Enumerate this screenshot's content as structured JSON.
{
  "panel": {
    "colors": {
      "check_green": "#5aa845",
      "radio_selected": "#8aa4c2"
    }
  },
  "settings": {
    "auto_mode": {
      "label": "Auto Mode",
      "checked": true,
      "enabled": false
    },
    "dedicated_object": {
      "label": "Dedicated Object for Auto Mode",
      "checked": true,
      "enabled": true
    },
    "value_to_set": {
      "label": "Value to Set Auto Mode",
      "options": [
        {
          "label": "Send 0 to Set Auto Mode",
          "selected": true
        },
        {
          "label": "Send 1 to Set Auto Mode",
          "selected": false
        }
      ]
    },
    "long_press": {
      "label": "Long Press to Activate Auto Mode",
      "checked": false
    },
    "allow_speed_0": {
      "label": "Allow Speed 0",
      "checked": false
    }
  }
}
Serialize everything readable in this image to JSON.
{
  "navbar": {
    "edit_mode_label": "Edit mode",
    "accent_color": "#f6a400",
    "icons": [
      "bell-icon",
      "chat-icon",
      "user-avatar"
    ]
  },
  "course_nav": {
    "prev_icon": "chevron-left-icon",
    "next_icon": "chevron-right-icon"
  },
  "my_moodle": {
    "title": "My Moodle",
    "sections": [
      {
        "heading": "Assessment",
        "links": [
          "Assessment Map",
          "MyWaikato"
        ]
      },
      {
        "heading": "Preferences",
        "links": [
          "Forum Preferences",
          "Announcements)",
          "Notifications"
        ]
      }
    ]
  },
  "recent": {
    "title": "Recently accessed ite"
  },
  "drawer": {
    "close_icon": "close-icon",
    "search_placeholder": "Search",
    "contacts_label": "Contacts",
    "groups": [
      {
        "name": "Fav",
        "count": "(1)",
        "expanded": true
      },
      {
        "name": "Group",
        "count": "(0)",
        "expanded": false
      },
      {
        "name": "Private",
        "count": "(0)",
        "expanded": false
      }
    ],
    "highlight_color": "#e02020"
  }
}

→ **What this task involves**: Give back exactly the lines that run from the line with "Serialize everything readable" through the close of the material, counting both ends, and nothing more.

→ **Answer to this exercise**:
Serialize everything readable in this image to JSON.
{
  "navbar": {
    "edit_mode_label": "Edit mode",
    "accent_color": "#f6a400",
    "icons": [
      "bell-icon",
      "chat-icon",
      "user-avatar"
    ]
  },
  "course_nav": {
    "prev_icon": "chevron-left-icon",
    "next_icon": "chevron-right-icon"
  },
  "my_moodle": {
    "title": "My Moodle",
    "sections": [
      {
        "heading": "Assessment",
        "links": [
          "Assessment Map",
          "MyWaikato"
        ]
      },
      {
        "heading": "Preferences",
        "links": [
          "Forum Preferences",
          "Announcements)",
          "Notifications"
        ]
      }
    ]
  },
  "recent": {
    "title": "Recently accessed ite"
  },
  "drawer": {
    "close_icon": "close-icon",
    "search_placeholder": "Search",
    "contacts_label": "Contacts",
    "groups": [
      {
        "name": "Fav",
        "count": "(1)",
        "expanded": true
      },
      {
        "name": "Group",
        "count": "(0)",
        "expanded": false
      },
      {
        "name": "Private",
        "count": "(0)",
        "expanded": false
      }
    ],
    "highlight_color": "#e02020"
  }
}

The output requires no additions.